DAEC strains isolated from children showed that 88.9% (96/108) of them were unable to form biofilms under the studied conditions; 11% (12/108) formed weak biofilms (Figure 1A). The frequency of strains from children that form biofilms was greater (P < 0.01) in control (18.9% - 11/58) than in cases of diarrhea (2% - 1/50). Figure 1 Effect of interaction DAEC - C. freundii in NVP-BSK805 biofilm formation. Biofilm formation by monocultures of DAEC isolated from children (A) and adults (C); Increase in biofilm formation in DAEC-C. freundii cocultures (B, D). Comparison between the synergistic effect of cocultivation of DAEC strains recovered from children and PTK6 adults and an enteroaggregative

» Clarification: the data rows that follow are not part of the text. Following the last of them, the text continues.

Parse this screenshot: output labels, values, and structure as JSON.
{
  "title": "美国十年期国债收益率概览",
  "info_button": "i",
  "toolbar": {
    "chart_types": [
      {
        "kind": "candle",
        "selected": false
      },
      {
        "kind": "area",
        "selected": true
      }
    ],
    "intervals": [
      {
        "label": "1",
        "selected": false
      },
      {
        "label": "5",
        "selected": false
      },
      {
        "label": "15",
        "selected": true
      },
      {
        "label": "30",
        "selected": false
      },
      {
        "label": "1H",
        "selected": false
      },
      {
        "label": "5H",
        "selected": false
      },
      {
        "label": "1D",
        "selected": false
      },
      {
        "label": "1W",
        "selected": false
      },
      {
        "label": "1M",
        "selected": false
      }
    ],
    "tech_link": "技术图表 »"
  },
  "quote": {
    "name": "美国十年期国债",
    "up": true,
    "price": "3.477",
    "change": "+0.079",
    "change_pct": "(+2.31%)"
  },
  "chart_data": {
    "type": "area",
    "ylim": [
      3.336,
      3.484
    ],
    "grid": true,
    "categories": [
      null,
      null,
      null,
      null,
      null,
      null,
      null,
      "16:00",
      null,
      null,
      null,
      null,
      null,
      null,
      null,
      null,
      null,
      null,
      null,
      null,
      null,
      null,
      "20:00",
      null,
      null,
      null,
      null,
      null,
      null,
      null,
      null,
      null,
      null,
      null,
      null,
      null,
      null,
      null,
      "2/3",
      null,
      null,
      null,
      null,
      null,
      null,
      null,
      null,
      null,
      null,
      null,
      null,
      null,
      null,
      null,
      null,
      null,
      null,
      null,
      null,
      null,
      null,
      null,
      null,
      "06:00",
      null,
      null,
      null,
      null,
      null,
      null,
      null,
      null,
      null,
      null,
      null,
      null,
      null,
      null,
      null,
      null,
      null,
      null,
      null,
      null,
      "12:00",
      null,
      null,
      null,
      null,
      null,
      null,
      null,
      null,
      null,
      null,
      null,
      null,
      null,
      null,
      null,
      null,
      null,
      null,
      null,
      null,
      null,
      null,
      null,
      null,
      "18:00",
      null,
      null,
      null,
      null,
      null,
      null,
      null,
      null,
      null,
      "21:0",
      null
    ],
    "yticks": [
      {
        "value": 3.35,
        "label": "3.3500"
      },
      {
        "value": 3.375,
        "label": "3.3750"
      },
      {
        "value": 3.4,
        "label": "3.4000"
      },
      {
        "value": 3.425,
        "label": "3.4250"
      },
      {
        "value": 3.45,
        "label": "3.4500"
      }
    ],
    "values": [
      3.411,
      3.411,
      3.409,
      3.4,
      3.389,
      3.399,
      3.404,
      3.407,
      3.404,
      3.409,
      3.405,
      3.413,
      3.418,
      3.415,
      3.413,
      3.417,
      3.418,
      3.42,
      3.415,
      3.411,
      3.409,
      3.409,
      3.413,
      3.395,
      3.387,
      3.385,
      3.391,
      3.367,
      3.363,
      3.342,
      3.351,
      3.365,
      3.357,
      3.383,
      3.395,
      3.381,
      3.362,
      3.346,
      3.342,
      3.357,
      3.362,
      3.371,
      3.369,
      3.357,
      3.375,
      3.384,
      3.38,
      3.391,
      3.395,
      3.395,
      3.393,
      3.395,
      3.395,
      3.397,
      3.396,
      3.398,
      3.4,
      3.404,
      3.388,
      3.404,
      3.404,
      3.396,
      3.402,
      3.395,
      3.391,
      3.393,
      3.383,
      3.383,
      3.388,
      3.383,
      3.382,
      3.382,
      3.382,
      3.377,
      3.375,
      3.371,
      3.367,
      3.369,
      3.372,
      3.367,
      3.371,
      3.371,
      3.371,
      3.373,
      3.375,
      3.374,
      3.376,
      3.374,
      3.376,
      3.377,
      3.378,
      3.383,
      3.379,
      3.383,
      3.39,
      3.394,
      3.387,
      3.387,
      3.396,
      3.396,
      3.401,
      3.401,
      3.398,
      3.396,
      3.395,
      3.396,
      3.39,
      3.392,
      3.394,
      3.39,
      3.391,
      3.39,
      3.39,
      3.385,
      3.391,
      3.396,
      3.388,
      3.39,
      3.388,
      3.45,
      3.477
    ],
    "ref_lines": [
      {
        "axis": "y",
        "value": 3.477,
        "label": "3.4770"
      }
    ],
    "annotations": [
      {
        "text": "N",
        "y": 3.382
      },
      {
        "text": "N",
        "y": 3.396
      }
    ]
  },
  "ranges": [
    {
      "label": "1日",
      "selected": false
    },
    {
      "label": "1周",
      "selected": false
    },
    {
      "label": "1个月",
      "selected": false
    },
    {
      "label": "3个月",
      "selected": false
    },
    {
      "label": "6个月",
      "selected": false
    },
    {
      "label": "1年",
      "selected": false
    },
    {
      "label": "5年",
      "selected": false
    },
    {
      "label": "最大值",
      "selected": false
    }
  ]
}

strain of Citrobacter freundii is shown in E. The increase in intensity of biofilm SB202190 research buy formed was higher in consortia involving strains from children. Tests performed with DAEC strains isolated from adults showed that 73.8% (31/42) did not form biofilms. Eleven strains (26.2%) formed biofilms (Figure 1C). The frequency of biofilm formation did not differ between cases (25.9% – 7/27) and control (26.6% – 4/15) strains. The frequency of DAEC strains able to form biofilms was greater (P < 0.05) among strains isolated from adults (26.2% – 11/42) than from children (11% – 12/108). Mixed biofilms In order to evaluate the effect of bacterial combinations on biofilm formation, mixed biofilm assays were conducted using cocultures of DAEC and C. freundii strain Cf 205, which forms weak biofilms when in monoculture. Mixed biofilm formation was observed in 83% (90/108) of consortia involving strains from children. In 30% (27/90) of consortia, weak biofilms were formed, while 70% (63/90) of cocultures formed strong biofilms, indicating a synergistic effect of the DAEC- C. freundii association (Figure 1B). Strong biofilms were more frequent (P < 0.05) in consortia involving strains from asymptomatic children (67.2% – 39/58) than in those involving cases of diarrhea (48% – 24/50). Biofilm formation was observed in 80.9% (34/42) of consortia involving strains from adults. Twenty-three consortia (67.